Veronika Ágnes Fáncsik (b. 1972)
“From hence your memory death cannot take", Three Sonnets by William Shakespeare, for Bass voice, Clarinet solo and Strings, Opus 46
Casting these wonderful texts by William Shakespeare into music was one of the most beautiful tasks of my compositional work to date. When I read them for the first time many years ago, they immediately made me decide to set them one day, specifically for bass voice and orchestra. When the time came, I felt an increasing need to express the idea of the implicit, beloved person in the sonnets to whom they are addressed, by an equally important solo instrument as the narrative bass part. The idea of this counterpart plays a significant role in the basic idea of the poems and without this idea the texts would not be the same. This idea is the poetic motif of the texts that not only inspires deathwish and love - as the main elements of the poems - but also fuses them into a deep alliance. It is a person who never articulates real, sounding words in the sonnets, but whose inherent vitality nevertheless as a counterpoint to the narrator seems tangible. So for me the line-up for the entire composition soon turned out to be two solo parts: a text-conveying vocal part and a “textless” instrumental solo; and it was just as quick and easy to decide to add a pure string orchestra that is organically related to the two solos, but at the same time ensures the individuality of the other two parts through its different sound.

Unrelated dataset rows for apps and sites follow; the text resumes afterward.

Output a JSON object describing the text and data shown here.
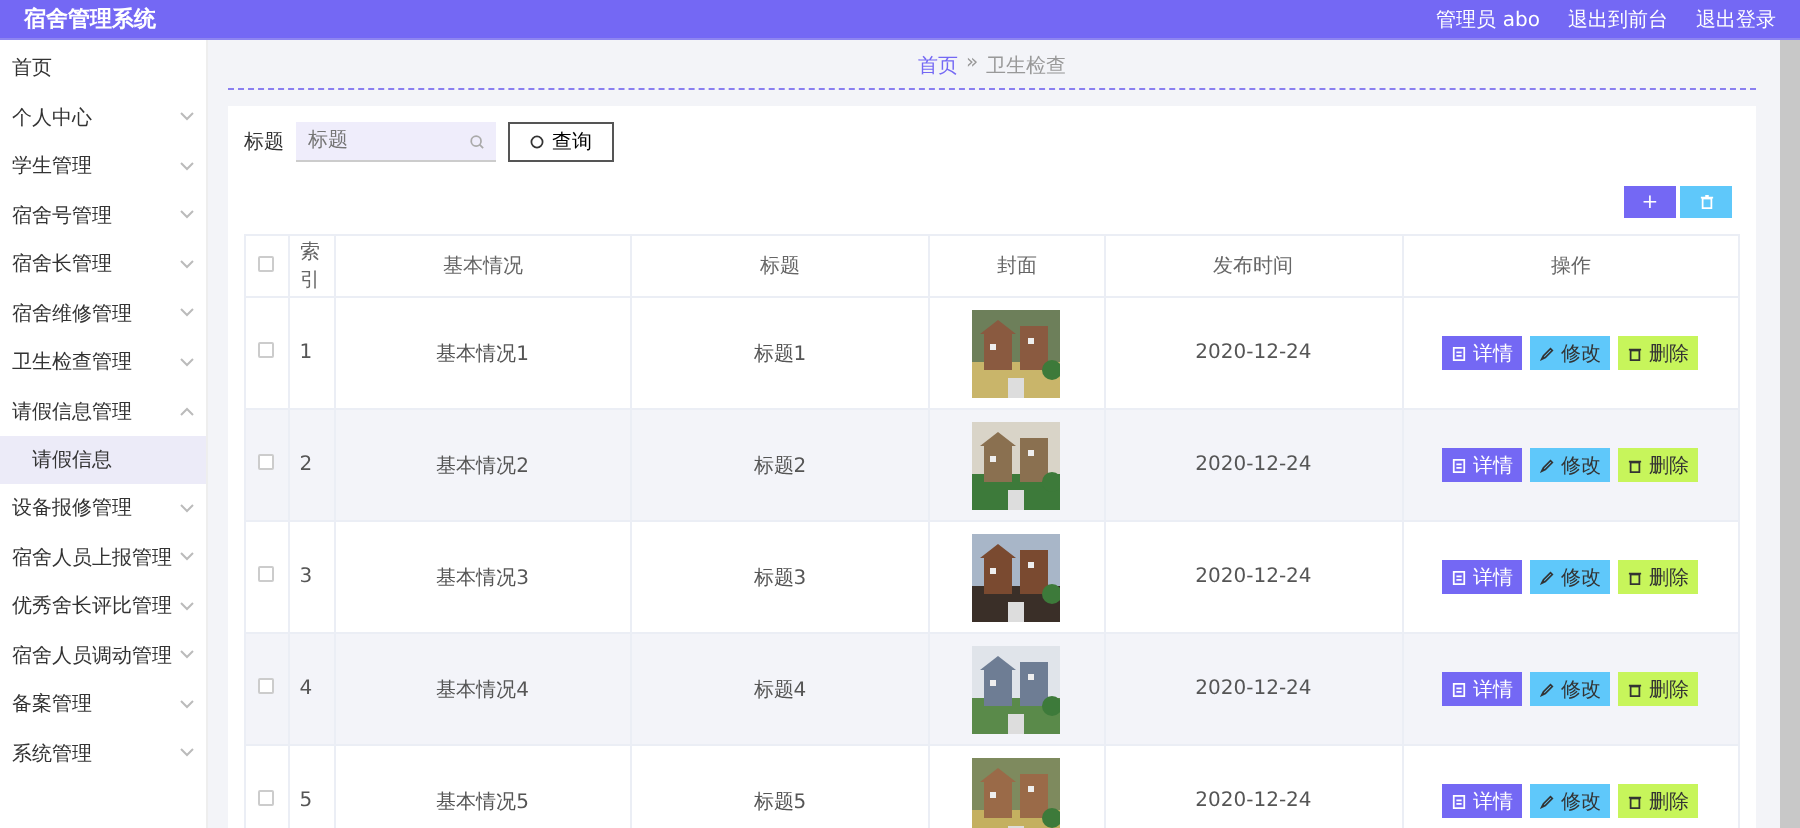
{
  "header": {
    "title": "宿舍管理系统",
    "user": "管理员 abo",
    "links": [
      "退出到前台",
      "退出登录"
    ]
  },
  "sidebar": {
    "items": [
      {
        "label": "首页",
        "selected": false
      },
      {
        "label": "个人中心",
        "selected": false,
        "expanded": false
      },
      {
        "label": "学生管理",
        "selected": false,
        "expanded": false
      },
      {
        "label": "宿舍号管理",
        "selected": false,
        "expanded": false
      },
      {
        "label": "宿舍长管理",
        "selected": false,
        "expanded": false
      },
      {
        "label": "宿舍维修管理",
        "selected": false,
        "expanded": false
      },
      {
        "label": "卫生检查管理",
        "selected": false,
        "expanded": false
      },
      {
        "label": "请假信息管理",
        "selected": false,
        "expanded": true,
        "children": [
          {
            "label": "请假信息",
            "selected": true
          }
        ]
      },
      {
        "label": "设备报修管理",
        "selected": false,
        "expanded": false
      },
      {
        "label": "宿舍人员上报管理",
        "selected": false,
        "expanded": false
      },
      {
        "label": "优秀舍长评比管理",
        "selected": false,
        "expanded": false
      },
      {
        "label": "宿舍人员调动管理",
        "selected": false,
        "expanded": false
      },
      {
        "label": "备案管理",
        "selected": false,
        "expanded": false
      },
      {
        "label": "系统管理",
        "selected": false,
        "expanded": false
      }
    ]
  },
  "breadcrumb": [
    "首页",
    "»",
    "卫生检查"
  ],
  "search": {
    "label": "标题",
    "placeholder": "标题",
    "button": "查询"
  },
  "actions": [
    {
      "kind": "add",
      "label": "+"
    },
    {
      "kind": "delete"
    }
  ],
  "table": {
    "header_checked": false,
    "columns": [
      "索引",
      "基本情况",
      "标题",
      "封面",
      "发布时间",
      "操作"
    ],
    "rows": [
      {
        "checked": false,
        "index": "1",
        "info": "基本情况1",
        "title": "标题1",
        "date": "2020-12-24",
        "buttons": [
          "详情",
          "修改",
          "删除"
        ]
      },
      {
        "checked": false,
        "index": "2",
        "info": "基本情况2",
        "title": "标题2",
        "date": "2020-12-24",
        "buttons": [
          "详情",
          "修改",
          "删除"
        ]
      },
      {
        "checked": false,
        "index": "3",
        "info": "基本情况3",
        "title": "标题3",
        "date": "2020-12-24",
        "buttons": [
          "详情",
          "修改",
          "删除"
        ]
      },
      {
        "checked": false,
        "index": "4",
        "info": "基本情况4",
        "title": "标题4",
        "date": "2020-12-24",
        "buttons": [
          "详情",
          "修改",
          "删除"
        ]
      },
      {
        "checked": false,
        "index": "5",
        "info": "基本情况5",
        "title": "标题5",
        "date": "2020-12-24",
        "buttons": [
          "详情",
          "修改",
          "删除"
        ]
      }
    ]
  }
}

Of course, the orchestra not only has the role of an “accompaniment” for the bass part and the clarinet, but is a very active part of the content with a contributing and determining meaning. It shapes, unfolds, interprets or anticipates musical thoughts and is essentially involved in the “unveiling” of both poetic and musical ideas. One of the greatest structural challenges in composing was to bring this comprehensive involvement of the orchestra and the continuity and overall shape of the solos - especially that of the singing voice - into a well-balanced form.
Most composers probably experience a few times in their work that after a while some of their already completed works no longer seem “valid” to them; that as a composer you have the feeling - especially by re-immersing yourself in one of your works in the case of a revision - that you have since gone on a different intellectual and creative path. And so it was with my Opus 46, which was once already completed and got my blessing a few years ago. Today I consider it a stroke of luck that the planned premiere in Berlin did not take place at the time, because for the current premiere I revised two of the three compositions in the autumn of last year - and this gave me the opportunity not only to sink into and live through this wonderful poetry again, but at the same time to satisfy my need to enrich an already left creative world with new reflections, worlds of thoughts and worlds of sensations created by the renewed deepening.
—Veronika Ágnes Fáncsik
Tired with all these, for restful death I cry:
As, to behold desert a beggar born,
And needy nothing trimmed in jollity,
And purest faith unhappily forsworn,
And gilded honour shamefully misplaced,
And maiden virtue rudely strumpeted,
And right perfection wrongfully disgraced,
And strength by limping sway disablèd
And art made tongue-tied by authority,
And folly, doctor-like, controlling skill,
And simple truth miscalled simplicity,
And captive good attending captain ill:
Tired with all these, from these would I be gone,
Save that, to die, I leave my love alone.
Then hate me when thou wilt, if ever, now,
Now while the world is bent my deeds to cross,
Join with the spite of fortune, make me bow,
And do not drop in for an after-loss:
Ah do not, when my heart hath scaped this sorrow,
Come in the rearward of a conquered woe;
Give not a windy night a rainy morrow,
To linger out a purposed overthrow.
If thou wilt leave me, do not leave me last,
When other petty griefs have done their spite,
But in the onset come; so shall I taste
At first the very worst of fortune’s might;
And other strains of woe, which now seem woe,
Compared with loss of thee, will not seem so.
Or I shall live your epitaph to make,
Or you survive when I in earth am rotten,
From hence your memory death cannot take,
Although in me each part will be forgotten.
Your name from hence immortal life shall have,
Though I, once gone, to all the world must die:
The earth can yield me but a common grave
When you entombed in men’s eyes shall lie.
Your monument shall be my gentle verse,
Which eyes not yet created shall o’er-read;
And tongues to be, your being shall rehearse
When all the breathers of this world are dead;
You still shall live - such virtue hath my pen -
Where breath most breathes, even in the mouths of men.
—William Shakespeare (1564-1616)
Notes by Ken Meltzer © 2020